For a given combination
Initialize the connection counters
For all cells appearing in the combination
Decrease the connection counter of the neighboring cells
If all counts have dropped to zero
Done for this component


In the given example, the shrinking of the blocks leads to a single connected component. If we try to remove a single cell, we never get a disconnected set. But if we try in pairs, at the fifth attempt we get one. This is an optimal solution. For the $7\times7$ pattern given in my other answer, the shrunk pattern is a $6\times6$ $\#$ shape with $20$ cells, forming a single component.

It takes at most $20+\frac{20\cdot19}2+\frac{20\cdot19\cdot18}{3!}+\cdots+\binom{20}{12}=910595$ attempts before a solution is found ($8$ remaining cells), over a possible total of $2^{20}=1048576$ combinations.

For the $8\times8$ pattern of @ValentinLorentz, there are four T-shaped components, each independently solved in at most $10$ attempts, for a total of $40$ (!).

Final comment: the method works for rectangular blocks of any size, just by adapting the shrinking operation.

Try with this one:

 1 0 0 1 1 0 0 1
0 0 0 0 1 0 0 0
0 0 0 0 1 0 0 0
1 1 1 1 1 0 0 1
1 0 0 1 1 1 1 1
0 0 0 1 0 0 0 0
0 0 0 1 0 0 0 0
1 0 0 1 1 0 0 1


Example for the top left corner (the other cases are obtained through rotation):

Your algorithm (when running from the top left corner) will find this:

  +---+
1|0 0|1
0|0_0|0
0 0 0 0


Whereas the optimal would be two blocks.

And when the algorithm runs from another corner, it will fail on an other pattern in the matrix

• I didn't see you answer while posting mine. We are essentially using the same pattern. – Yves Daoust Dec 4 '15 at 23:33

The order in which you go through the cells is not well defined. For instance, with this matrix, which one of the two squares would you find first when coming from the top left corner?

1 0 0
0 0 0
0 0 1


And I think I have a counterexample, depending on how you break ties:

1 0 0 1
0 0 0 0
0 0 0 0
1 0 0 1


With an interpretation of your algorithm, it the first square that would be found from any of the corners would be the middle one, whereas an optimal solution is 2.
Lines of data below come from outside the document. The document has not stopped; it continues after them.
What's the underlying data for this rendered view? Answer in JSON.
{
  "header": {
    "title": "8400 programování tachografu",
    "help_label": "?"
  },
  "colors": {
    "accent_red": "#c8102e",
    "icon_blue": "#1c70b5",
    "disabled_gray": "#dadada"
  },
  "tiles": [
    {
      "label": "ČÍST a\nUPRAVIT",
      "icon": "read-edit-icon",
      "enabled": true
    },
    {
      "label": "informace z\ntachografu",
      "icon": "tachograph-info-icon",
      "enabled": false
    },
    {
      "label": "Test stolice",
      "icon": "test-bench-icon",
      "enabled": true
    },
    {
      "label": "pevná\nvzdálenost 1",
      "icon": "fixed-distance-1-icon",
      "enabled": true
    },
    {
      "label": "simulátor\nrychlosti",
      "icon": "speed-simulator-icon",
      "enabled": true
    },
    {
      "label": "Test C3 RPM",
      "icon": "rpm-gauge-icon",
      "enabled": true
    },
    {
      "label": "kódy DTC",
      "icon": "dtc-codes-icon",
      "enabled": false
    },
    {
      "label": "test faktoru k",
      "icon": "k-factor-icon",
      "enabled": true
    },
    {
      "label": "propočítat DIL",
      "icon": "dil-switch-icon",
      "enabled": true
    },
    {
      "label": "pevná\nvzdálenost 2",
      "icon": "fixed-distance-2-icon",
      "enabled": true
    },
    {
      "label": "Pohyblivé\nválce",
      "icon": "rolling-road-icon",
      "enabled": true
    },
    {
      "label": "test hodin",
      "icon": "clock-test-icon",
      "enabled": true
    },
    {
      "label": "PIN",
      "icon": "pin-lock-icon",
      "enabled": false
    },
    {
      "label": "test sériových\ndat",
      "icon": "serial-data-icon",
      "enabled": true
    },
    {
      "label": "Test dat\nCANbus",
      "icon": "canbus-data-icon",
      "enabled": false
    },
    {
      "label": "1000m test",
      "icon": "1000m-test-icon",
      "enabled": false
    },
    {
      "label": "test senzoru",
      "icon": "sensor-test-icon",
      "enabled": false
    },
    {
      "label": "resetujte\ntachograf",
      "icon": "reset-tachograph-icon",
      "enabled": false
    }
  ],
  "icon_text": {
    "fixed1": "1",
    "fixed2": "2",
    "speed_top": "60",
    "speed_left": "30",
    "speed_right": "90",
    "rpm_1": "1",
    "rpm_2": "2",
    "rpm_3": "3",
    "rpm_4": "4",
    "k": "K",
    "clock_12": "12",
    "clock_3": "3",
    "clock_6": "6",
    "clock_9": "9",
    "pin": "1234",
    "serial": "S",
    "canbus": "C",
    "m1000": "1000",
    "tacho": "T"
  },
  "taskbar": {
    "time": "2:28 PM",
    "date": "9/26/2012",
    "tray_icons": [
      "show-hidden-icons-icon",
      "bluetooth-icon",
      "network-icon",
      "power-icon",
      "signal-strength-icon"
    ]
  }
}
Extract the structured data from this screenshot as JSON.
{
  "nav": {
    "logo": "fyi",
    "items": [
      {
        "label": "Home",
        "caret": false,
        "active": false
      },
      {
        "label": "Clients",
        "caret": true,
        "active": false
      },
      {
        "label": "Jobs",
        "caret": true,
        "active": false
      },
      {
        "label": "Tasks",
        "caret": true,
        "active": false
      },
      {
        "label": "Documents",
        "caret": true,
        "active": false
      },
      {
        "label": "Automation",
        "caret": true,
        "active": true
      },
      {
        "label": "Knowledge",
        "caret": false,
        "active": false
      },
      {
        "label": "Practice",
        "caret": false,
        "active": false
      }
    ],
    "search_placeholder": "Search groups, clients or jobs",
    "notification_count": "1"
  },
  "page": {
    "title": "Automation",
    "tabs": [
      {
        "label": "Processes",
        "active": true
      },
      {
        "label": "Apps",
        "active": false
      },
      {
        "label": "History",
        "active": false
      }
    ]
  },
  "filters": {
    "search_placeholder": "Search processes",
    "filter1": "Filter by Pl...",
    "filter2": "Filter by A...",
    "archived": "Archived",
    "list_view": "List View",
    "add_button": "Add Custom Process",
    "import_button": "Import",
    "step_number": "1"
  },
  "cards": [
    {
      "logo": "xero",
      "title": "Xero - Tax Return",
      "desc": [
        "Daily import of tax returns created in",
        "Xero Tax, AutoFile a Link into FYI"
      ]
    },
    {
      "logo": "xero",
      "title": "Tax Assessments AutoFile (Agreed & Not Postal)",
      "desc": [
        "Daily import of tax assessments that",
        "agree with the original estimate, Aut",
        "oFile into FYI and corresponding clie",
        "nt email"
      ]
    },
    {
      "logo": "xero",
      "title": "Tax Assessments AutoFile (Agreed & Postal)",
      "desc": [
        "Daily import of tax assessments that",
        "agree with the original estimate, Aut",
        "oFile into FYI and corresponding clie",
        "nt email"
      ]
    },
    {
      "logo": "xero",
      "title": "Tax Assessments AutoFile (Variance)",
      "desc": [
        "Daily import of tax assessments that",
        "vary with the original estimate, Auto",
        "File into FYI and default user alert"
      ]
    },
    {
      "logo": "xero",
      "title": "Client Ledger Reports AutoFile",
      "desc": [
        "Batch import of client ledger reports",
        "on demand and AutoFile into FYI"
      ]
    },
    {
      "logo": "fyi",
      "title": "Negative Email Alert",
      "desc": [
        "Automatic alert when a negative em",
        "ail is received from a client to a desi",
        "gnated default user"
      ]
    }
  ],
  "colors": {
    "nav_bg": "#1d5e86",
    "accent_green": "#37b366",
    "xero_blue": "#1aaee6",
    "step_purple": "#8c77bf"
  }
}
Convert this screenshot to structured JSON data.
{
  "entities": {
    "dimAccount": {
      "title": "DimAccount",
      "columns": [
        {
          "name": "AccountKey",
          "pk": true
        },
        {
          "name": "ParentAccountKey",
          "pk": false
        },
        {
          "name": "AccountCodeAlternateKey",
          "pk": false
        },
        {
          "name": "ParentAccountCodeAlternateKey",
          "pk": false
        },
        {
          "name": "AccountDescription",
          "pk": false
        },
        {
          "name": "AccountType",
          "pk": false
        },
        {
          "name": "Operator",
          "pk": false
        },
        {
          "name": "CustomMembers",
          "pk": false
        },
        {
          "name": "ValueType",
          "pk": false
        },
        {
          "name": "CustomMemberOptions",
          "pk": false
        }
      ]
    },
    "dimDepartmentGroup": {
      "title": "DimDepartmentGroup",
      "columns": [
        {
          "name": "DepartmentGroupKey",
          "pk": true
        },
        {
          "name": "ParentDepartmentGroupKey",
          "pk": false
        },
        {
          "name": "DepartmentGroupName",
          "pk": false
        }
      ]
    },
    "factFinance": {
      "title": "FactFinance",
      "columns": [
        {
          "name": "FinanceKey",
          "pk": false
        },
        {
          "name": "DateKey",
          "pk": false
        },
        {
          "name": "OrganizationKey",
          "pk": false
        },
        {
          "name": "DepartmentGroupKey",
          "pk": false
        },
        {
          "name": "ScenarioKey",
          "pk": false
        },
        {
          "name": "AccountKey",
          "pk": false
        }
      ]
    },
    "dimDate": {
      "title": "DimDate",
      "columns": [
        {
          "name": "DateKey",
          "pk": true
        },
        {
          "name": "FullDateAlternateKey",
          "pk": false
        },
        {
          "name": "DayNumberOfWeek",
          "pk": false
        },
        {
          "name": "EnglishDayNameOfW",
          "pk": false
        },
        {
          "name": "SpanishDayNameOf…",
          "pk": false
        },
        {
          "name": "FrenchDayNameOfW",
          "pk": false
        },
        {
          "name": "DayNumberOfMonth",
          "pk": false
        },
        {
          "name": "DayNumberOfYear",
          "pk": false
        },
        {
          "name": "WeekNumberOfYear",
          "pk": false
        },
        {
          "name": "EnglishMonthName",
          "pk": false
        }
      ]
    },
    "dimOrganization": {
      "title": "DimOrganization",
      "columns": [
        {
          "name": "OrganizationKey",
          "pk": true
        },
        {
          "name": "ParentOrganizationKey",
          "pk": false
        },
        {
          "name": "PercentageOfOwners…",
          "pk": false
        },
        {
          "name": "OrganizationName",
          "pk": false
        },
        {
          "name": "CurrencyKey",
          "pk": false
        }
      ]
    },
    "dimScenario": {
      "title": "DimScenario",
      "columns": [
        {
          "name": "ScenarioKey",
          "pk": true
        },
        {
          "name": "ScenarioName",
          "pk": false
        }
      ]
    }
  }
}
• Sorry for the problem not being clear. I am traversing an entire row (horizontally) first, before moving up or down in the matrix. In the example you provided, the algorithm gives an answer of 2, which we would encounter while moving from top-left. The top left corners of the encountered blocks would be (0,1) and (2,1). – Abhigyan Mehra Dec 4 '15 at 4:26
• @AbhigyanMehra: this is still insufficient. What is meant by "moving up or down" ? In what column ? – Yves Daoust Dec 4 '15 at 7:52
• @YvesDaoust Updated the post with clarifications. Thanks! – Abhigyan Mehra Dec 4 '15 at 20:30